“Yuli: The Carlos Acosta Story”
AS a young man, I lived in a small block of flats where several ballerinas lodged during the Borovansky Ballet’s Brisbane season. I saw most of the program. I never really met any of the dancers.
Then I grew up. The last live dance program I saw was the Twyla Tharp Company’s season of modern dance in the Canberra Theatre. The program was not classical.
To say that Spanish director Iciar Bollain’s film co-written by Paul Laverty and Carlos Acosta blew me away is an understatement.
The film spends 111 minutes intertwining recollections of growing up in what is at best a dictatorship with dance passages staged for the film, mostly modern, all exciting for their athleticism and sheer visual splendour.
From an impoverished Cuban family, Acosta, now 46 and living in England with his English wife, is the first black dancer to perform some of ballet’s major male roles.
London’s “Independent” newspaper has described Acosta as “a dancer who slashes across space faster than anyone else, who lacerates the air with shapes so clear and sharp they seem to throw off sparks”.
In childhood, his truck-driver father pushed him almost beyond the limits of what a small boy could endure both physically and emotionally. He has performed with some of the world’s great dance companies – National Ballet of Cuba, English National, Houston, English Royal, Birmingham Royal. Comparisons with Nureyev and Baryshnikov come easily to mind. He came to Australia in 2008. And he’s a fan of TV’s “Poldark”.
The film reeks – no, is redolent with – authenticity. Keyvin Martinez as young Carlos and Edlison Manuel Olbera Núñez as the adolescent Carlos are both outstanding. And Santiago Nunez is powerful as the father who saw early what the child was capable of and never wavered in his determination to see the man succeed.

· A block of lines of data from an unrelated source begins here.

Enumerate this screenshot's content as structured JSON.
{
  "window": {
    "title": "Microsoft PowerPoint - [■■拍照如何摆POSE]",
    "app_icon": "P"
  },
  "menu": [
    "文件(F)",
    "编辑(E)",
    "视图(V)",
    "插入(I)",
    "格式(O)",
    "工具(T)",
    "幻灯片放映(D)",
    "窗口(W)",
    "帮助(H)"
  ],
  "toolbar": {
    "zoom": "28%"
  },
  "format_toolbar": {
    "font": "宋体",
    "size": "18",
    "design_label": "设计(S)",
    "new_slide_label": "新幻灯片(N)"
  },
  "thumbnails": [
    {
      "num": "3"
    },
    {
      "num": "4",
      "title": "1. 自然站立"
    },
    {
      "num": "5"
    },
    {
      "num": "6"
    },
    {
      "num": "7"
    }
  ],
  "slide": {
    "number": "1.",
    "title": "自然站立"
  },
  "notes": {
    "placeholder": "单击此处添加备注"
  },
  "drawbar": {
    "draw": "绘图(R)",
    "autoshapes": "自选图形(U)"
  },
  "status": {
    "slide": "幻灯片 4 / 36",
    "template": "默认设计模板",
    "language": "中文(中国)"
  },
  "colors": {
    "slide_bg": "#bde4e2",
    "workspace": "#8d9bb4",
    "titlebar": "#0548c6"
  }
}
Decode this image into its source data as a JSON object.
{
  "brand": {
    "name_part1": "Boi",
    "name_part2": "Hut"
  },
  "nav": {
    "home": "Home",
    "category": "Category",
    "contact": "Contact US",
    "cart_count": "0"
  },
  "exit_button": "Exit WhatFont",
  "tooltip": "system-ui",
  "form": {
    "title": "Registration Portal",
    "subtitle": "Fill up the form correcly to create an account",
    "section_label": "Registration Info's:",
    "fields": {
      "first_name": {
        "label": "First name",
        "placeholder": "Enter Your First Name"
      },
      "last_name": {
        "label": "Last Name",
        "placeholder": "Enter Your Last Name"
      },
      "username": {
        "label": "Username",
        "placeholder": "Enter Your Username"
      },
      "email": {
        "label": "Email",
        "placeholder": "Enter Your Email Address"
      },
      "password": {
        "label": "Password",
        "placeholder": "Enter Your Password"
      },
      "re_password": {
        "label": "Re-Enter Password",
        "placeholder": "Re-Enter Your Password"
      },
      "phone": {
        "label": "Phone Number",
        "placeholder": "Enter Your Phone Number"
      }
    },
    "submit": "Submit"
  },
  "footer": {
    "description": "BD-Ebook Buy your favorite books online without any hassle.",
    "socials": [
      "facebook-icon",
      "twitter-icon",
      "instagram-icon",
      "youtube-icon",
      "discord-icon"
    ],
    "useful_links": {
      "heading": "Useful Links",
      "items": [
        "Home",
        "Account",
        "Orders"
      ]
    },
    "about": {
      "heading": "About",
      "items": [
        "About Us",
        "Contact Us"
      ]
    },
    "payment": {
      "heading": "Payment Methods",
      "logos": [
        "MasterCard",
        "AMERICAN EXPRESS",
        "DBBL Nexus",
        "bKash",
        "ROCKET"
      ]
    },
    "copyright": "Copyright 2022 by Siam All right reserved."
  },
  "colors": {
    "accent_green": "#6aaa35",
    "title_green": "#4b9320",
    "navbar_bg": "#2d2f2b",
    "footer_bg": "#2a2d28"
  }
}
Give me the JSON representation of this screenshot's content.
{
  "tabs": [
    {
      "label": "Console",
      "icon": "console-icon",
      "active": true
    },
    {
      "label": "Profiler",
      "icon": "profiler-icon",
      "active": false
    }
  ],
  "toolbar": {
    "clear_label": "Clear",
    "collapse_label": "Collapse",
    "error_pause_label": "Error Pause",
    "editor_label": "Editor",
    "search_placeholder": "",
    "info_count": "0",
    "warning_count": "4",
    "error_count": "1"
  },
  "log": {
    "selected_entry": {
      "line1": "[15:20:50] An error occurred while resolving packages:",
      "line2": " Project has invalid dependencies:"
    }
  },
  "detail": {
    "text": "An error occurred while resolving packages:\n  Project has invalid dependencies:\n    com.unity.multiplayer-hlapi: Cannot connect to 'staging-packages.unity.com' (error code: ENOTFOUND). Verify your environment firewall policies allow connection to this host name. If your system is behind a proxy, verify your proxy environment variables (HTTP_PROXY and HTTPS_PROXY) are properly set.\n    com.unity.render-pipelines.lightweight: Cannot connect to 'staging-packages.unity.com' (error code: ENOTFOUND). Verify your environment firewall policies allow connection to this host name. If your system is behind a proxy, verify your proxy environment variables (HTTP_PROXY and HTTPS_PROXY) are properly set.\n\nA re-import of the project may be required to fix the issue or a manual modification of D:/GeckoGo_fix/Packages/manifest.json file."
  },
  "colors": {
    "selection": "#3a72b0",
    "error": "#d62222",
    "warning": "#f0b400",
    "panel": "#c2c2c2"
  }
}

The dance sequences are, put simply, superb. And you don’t have to like ballet to admire them or the film’s other parts.